> _TASK PROMPT_
Pick out each line in these entries that contains the string "icon".

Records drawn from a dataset
━━━━━━━━━━━━━━━━━━━━━━━━━━━━━━

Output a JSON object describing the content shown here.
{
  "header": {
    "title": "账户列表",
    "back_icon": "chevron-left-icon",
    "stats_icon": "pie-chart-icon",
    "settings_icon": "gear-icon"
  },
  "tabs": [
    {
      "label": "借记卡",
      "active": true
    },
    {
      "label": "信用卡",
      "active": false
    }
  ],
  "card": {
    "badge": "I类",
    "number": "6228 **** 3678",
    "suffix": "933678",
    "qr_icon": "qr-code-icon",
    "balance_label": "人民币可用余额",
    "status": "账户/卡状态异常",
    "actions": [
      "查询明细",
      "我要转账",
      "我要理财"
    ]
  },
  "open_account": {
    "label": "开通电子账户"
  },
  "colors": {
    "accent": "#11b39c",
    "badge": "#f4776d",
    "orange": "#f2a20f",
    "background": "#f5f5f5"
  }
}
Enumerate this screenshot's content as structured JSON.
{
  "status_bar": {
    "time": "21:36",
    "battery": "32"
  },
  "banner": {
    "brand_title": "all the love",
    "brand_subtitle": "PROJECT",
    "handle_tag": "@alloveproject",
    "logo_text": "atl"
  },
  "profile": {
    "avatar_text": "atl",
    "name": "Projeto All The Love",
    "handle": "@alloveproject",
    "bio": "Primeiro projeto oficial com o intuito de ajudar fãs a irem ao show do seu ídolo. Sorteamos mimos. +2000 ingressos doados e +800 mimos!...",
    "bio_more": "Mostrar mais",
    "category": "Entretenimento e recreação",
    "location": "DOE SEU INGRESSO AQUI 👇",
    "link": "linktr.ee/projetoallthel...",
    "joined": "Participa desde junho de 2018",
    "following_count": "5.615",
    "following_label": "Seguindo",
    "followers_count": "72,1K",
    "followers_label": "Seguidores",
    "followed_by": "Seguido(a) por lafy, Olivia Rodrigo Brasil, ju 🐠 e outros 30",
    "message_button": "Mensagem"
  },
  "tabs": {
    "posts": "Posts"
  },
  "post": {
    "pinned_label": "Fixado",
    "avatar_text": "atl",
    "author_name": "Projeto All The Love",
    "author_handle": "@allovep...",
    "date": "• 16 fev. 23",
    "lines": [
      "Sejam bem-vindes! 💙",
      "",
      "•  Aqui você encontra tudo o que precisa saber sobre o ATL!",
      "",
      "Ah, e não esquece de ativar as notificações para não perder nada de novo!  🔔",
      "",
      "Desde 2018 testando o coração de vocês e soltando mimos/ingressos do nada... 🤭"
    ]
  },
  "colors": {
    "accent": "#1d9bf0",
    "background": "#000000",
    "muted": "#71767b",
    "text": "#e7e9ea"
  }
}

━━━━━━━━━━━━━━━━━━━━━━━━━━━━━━

> _RESPONSE AREA_
    "back_icon": "chevron-left-icon",
    "stats_icon": "pie-chart-icon",
    "settings_icon": "gear-icon"
    "qr_icon": "qr-code-icon",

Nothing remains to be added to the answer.